Body Dysmorphic Disorder (BDD) is a mental health condition in which the victims cannot stop obsessively thinking about one or more ‘flaws’ in their appearance, so much so, that it stops them from doing their day-to-day activities. BDD is estimated to affect from 0.7% to 2.4% of the world population and affects males and females equally. It is said to start in adolescence. Symptoms of Body Dysmorphia include – being preoccupied with your appearance at all times, a strong belief that your body is defective due to a certain feature, belief that people are mocking you and take special notice of your flaws, and attempting cosmetic procedures to change the perceived flaw and trying to cover it up, avoiding mirrors or constantly looking into mirrors, frequently seeking reassurance from others about appearance and avoiding social situations.
There is no certain cause of BDD, but sometimes, having a relative with BDD or OCD (obsessive-compulsive disorder); negative childhood experiences like bullying and teasing; traits like perfectionism; having other mental health issues like depression and anxiety increases the chances of you having it.
Society and social media go hand in hand when it comes to setting unrealistic beauty standards. Girls are told to eat less and become skinny, and when they do so, they are told that they are ugly because of not having curves. Boys are set on an image of hyper-masculinity and of course, when they respond negatively, they are called ‘unmanly’ and ‘whiney’.
This leads to us teens spending a lot of time thinking about our bodies and trying to find ways to change it. They pick at the flaw, hide it with articles of clothing, and use a ton of makeup for the same purposes.

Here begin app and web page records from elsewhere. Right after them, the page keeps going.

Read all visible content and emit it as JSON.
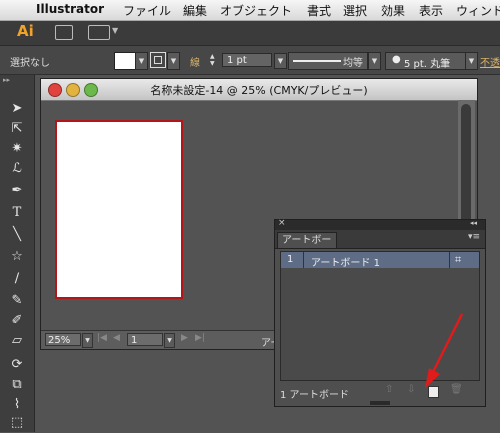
{
  "menubar": {
    "app_name": "Illustrator",
    "items": [
      "ファイル",
      "編集",
      "オブジェクト",
      "書式",
      "選択",
      "効果",
      "表示",
      "ウィンド"
    ]
  },
  "appbar": {
    "logo": "Ai"
  },
  "control_bar": {
    "selection": "選択なし",
    "stroke_label": "線",
    "stroke_weight": "1 pt",
    "profile_label": "均等",
    "brush_label": "5 pt. 丸筆",
    "opacity_label": "不透"
  },
  "document": {
    "title": "名称未設定-14 @ 25% (CMYK/プレビュー)",
    "zoom": "25%",
    "page": "1",
    "status_fragment": "アー"
  },
  "panel": {
    "tab": "アートボード",
    "rows": [
      {
        "number": "1",
        "name": "アートボード 1"
      }
    ],
    "footer_count": "1 アートボード"
  },
  "colors": {
    "accent": "#f0a229",
    "artboard_border": "#b1161b",
    "selected_row": "#5f6c86",
    "arrow": "#e01b1b"
  }
}
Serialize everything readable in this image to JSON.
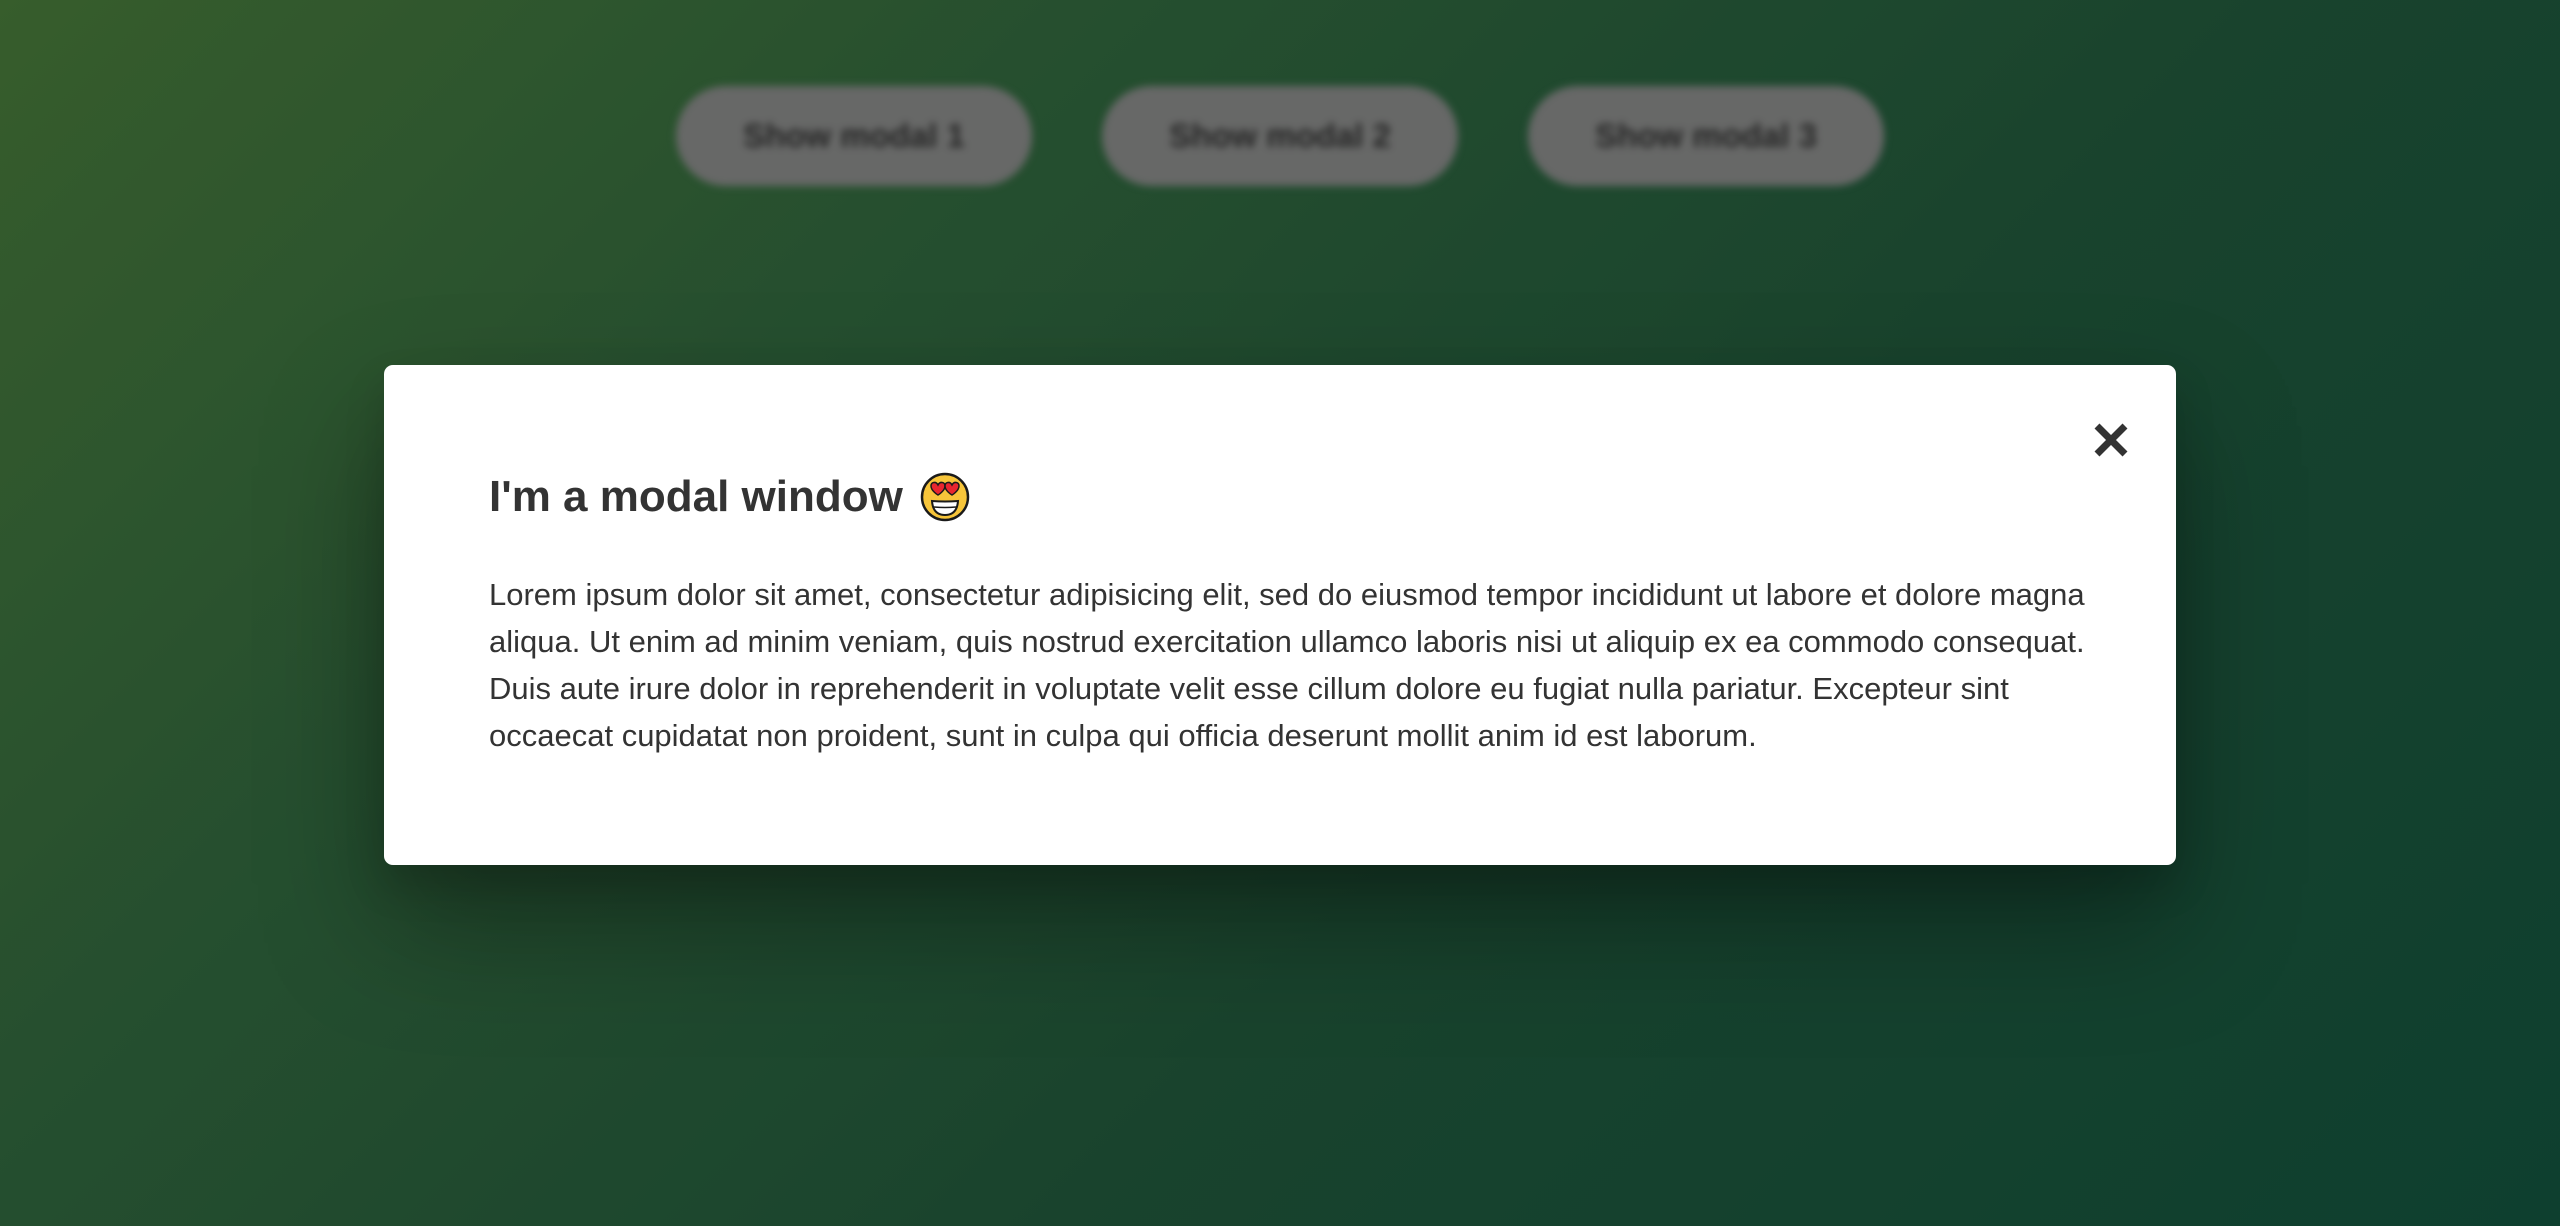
{
  "background": {
    "buttons": [
      {
        "label": "Show modal 1"
      },
      {
        "label": "Show modal 2"
      },
      {
        "label": "Show modal 3"
      }
    ]
  },
  "modal": {
    "title": "I'm a modal window",
    "title_icon": "heart-eyes-emoji-icon",
    "body": "Lorem ipsum dolor sit amet, consectetur adipisicing elit, sed do eiusmod tempor incididunt ut labore et dolore magna aliqua. Ut enim ad minim veniam, quis nostrud exercitation ullamco laboris nisi ut aliquip ex ea commodo consequat. Duis aute irure dolor in reprehenderit in voluptate velit esse cillum dolore eu fugiat nulla pariatur. Excepteur sint occaecat cupidatat non proident, sunt in culpa qui officia deserunt mollit anim id est laborum.",
    "close_icon": "close-icon"
  },
  "colors": {
    "background_start": "#3f6a33",
    "background_end": "#114836",
    "button_bg": "#767776",
    "modal_bg": "#ffffff",
    "text": "#333333"
  }
}
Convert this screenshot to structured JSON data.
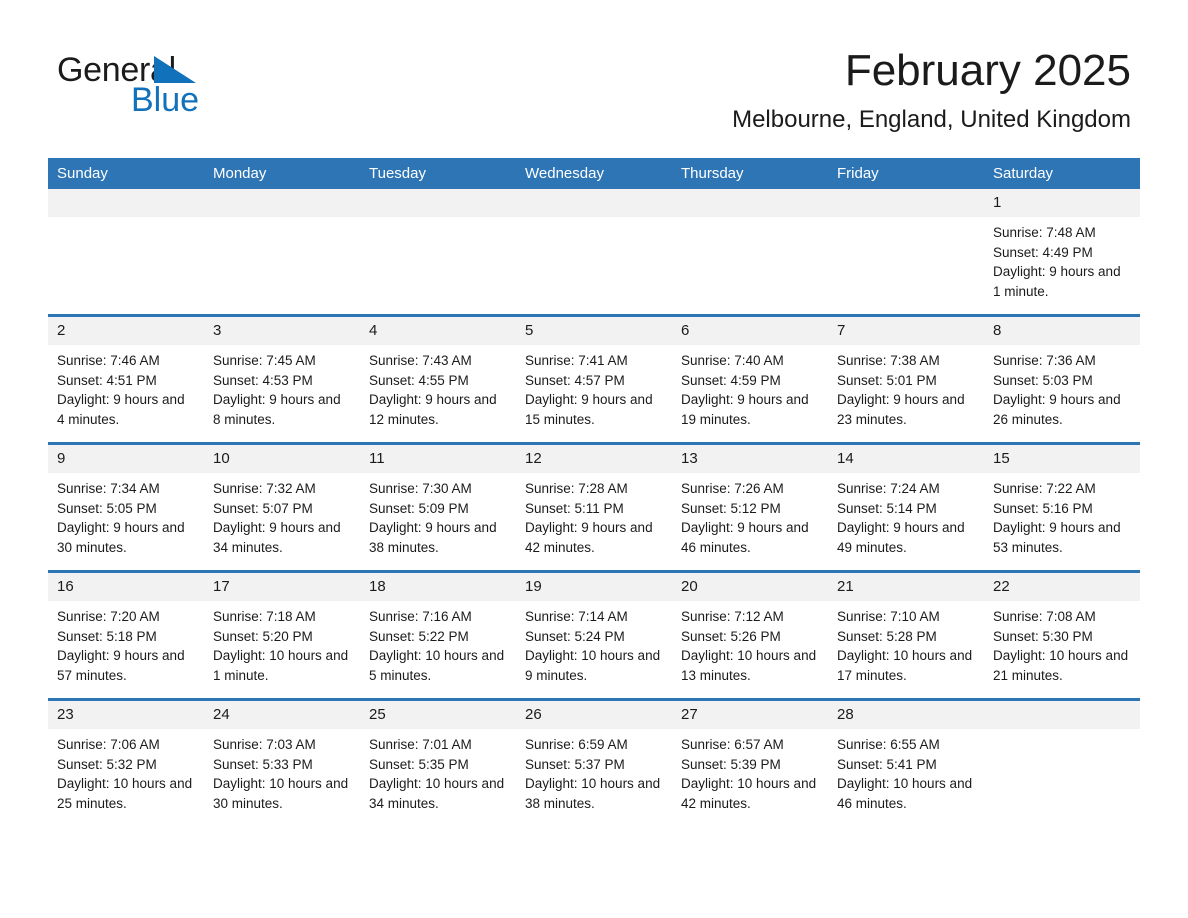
{
  "logo": {
    "word_one": "General",
    "word_two": "Blue",
    "triangle": "triangle-mark",
    "brand_blue": "#1271bb"
  },
  "header": {
    "month_title": "February 2025",
    "location": "Melbourne, England, United Kingdom"
  },
  "colors": {
    "header_blue": "#2e75b6",
    "daynum_band": "#f2f2f2",
    "text": "#1b1b1b"
  },
  "calendar": {
    "weekday_headers": [
      "Sunday",
      "Monday",
      "Tuesday",
      "Wednesday",
      "Thursday",
      "Friday",
      "Saturday"
    ],
    "weeks": [
      [
        {
          "day": "",
          "empty": true
        },
        {
          "day": "",
          "empty": true
        },
        {
          "day": "",
          "empty": true
        },
        {
          "day": "",
          "empty": true
        },
        {
          "day": "",
          "empty": true
        },
        {
          "day": "",
          "empty": true
        },
        {
          "day": "1",
          "sunrise": "Sunrise: 7:48 AM",
          "sunset": "Sunset: 4:49 PM",
          "daylight": "Daylight: 9 hours and 1 minute."
        }
      ],
      [
        {
          "day": "2",
          "sunrise": "Sunrise: 7:46 AM",
          "sunset": "Sunset: 4:51 PM",
          "daylight": "Daylight: 9 hours and 4 minutes."
        },
        {
          "day": "3",
          "sunrise": "Sunrise: 7:45 AM",
          "sunset": "Sunset: 4:53 PM",
          "daylight": "Daylight: 9 hours and 8 minutes."
        },
        {
          "day": "4",
          "sunrise": "Sunrise: 7:43 AM",
          "sunset": "Sunset: 4:55 PM",
          "daylight": "Daylight: 9 hours and 12 minutes."
        },
        {
          "day": "5",
          "sunrise": "Sunrise: 7:41 AM",
          "sunset": "Sunset: 4:57 PM",
          "daylight": "Daylight: 9 hours and 15 minutes."
        },
        {
          "day": "6",
          "sunrise": "Sunrise: 7:40 AM",
          "sunset": "Sunset: 4:59 PM",
          "daylight": "Daylight: 9 hours and 19 minutes."
        },
        {
          "day": "7",
          "sunrise": "Sunrise: 7:38 AM",
          "sunset": "Sunset: 5:01 PM",
          "daylight": "Daylight: 9 hours and 23 minutes."
        },
        {
          "day": "8",
          "sunrise": "Sunrise: 7:36 AM",
          "sunset": "Sunset: 5:03 PM",
          "daylight": "Daylight: 9 hours and 26 minutes."
        }
      ],
      [
        {
          "day": "9",
          "sunrise": "Sunrise: 7:34 AM",
          "sunset": "Sunset: 5:05 PM",
          "daylight": "Daylight: 9 hours and 30 minutes."
        },
        {
          "day": "10",
          "sunrise": "Sunrise: 7:32 AM",
          "sunset": "Sunset: 5:07 PM",
          "daylight": "Daylight: 9 hours and 34 minutes."
        },
        {
          "day": "11",
          "sunrise": "Sunrise: 7:30 AM",
          "sunset": "Sunset: 5:09 PM",
          "daylight": "Daylight: 9 hours and 38 minutes."
        },
        {
          "day": "12",
          "sunrise": "Sunrise: 7:28 AM",
          "sunset": "Sunset: 5:11 PM",
          "daylight": "Daylight: 9 hours and 42 minutes."
        },
        {
          "day": "13",
          "sunrise": "Sunrise: 7:26 AM",
          "sunset": "Sunset: 5:12 PM",
          "daylight": "Daylight: 9 hours and 46 minutes."
        },
        {
          "day": "14",
          "sunrise": "Sunrise: 7:24 AM",
          "sunset": "Sunset: 5:14 PM",
          "daylight": "Daylight: 9 hours and 49 minutes."
        },
        {
          "day": "15",
          "sunrise": "Sunrise: 7:22 AM",
          "sunset": "Sunset: 5:16 PM",
          "daylight": "Daylight: 9 hours and 53 minutes."
        }
      ],
      [
        {
          "day": "16",
          "sunrise": "Sunrise: 7:20 AM",
          "sunset": "Sunset: 5:18 PM",
          "daylight": "Daylight: 9 hours and 57 minutes."
        },
        {
          "day": "17",
          "sunrise": "Sunrise: 7:18 AM",
          "sunset": "Sunset: 5:20 PM",
          "daylight": "Daylight: 10 hours and 1 minute."
        },
        {
          "day": "18",
          "sunrise": "Sunrise: 7:16 AM",
          "sunset": "Sunset: 5:22 PM",
          "daylight": "Daylight: 10 hours and 5 minutes."
        },
        {
          "day": "19",
          "sunrise": "Sunrise: 7:14 AM",
          "sunset": "Sunset: 5:24 PM",
          "daylight": "Daylight: 10 hours and 9 minutes."
        },
        {
          "day": "20",
          "sunrise": "Sunrise: 7:12 AM",
          "sunset": "Sunset: 5:26 PM",
          "daylight": "Daylight: 10 hours and 13 minutes."
        },
        {
          "day": "21",
          "sunrise": "Sunrise: 7:10 AM",
          "sunset": "Sunset: 5:28 PM",
          "daylight": "Daylight: 10 hours and 17 minutes."
        },
        {
          "day": "22",
          "sunrise": "Sunrise: 7:08 AM",
          "sunset": "Sunset: 5:30 PM",
          "daylight": "Daylight: 10 hours and 21 minutes."
        }
      ],
      [
        {
          "day": "23",
          "sunrise": "Sunrise: 7:06 AM",
          "sunset": "Sunset: 5:32 PM",
          "daylight": "Daylight: 10 hours and 25 minutes."
        },
        {
          "day": "24",
          "sunrise": "Sunrise: 7:03 AM",
          "sunset": "Sunset: 5:33 PM",
          "daylight": "Daylight: 10 hours and 30 minutes."
        },
        {
          "day": "25",
          "sunrise": "Sunrise: 7:01 AM",
          "sunset": "Sunset: 5:35 PM",
          "daylight": "Daylight: 10 hours and 34 minutes."
        },
        {
          "day": "26",
          "sunrise": "Sunrise: 6:59 AM",
          "sunset": "Sunset: 5:37 PM",
          "daylight": "Daylight: 10 hours and 38 minutes."
        },
        {
          "day": "27",
          "sunrise": "Sunrise: 6:57 AM",
          "sunset": "Sunset: 5:39 PM",
          "daylight": "Daylight: 10 hours and 42 minutes."
        },
        {
          "day": "28",
          "sunrise": "Sunrise: 6:55 AM",
          "sunset": "Sunset: 5:41 PM",
          "daylight": "Daylight: 10 hours and 46 minutes."
        },
        {
          "day": "",
          "empty": true
        }
      ]
    ]
  }
}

They feel like everyone has their eyes peeled to look out for the perceived flaw, and this gives them anxiety. These teens grow up to hate their bodies with a fierce passion, they grow up to want cosmetic surgery and they grow up only to want to end it all.
Most people seem to fixate on facial features like eyes, nose, lips, freckles, and moles; weight, like being skinny or fat; hair, such as baldness, greying, hair loss; muscle size and skin tone, however, experiences vary from person to person.
There is no medication that can ‘cure’ BDD, and the only solution is regular therapy sessions with a trained medical professional to help victims feel better mentally. However, parents and caregivers should encourage children to look beyond their bodies. We should be told from a young age that we are not meant to be perfect, we are meant to be real, and that beauty lies within. We should accept our flaws as a part of our beauty. Seeing is not believing, believing is seeing – what we think about ourselves is what we see!
It really hurts to see that people as young as me and my peers hate our beautiful, lovely, caring body that does so much for us, over minor, unnoticeable flaws, that we only know exist, because some random person pointed them out to us.
To you, a comment about someone else’s body may be a simple joke, but to them, it may mean the world, and change the way they see themselves in the mirror. So please, think before you speak!
Featured Image Courtesy – Dr Kapil Sharma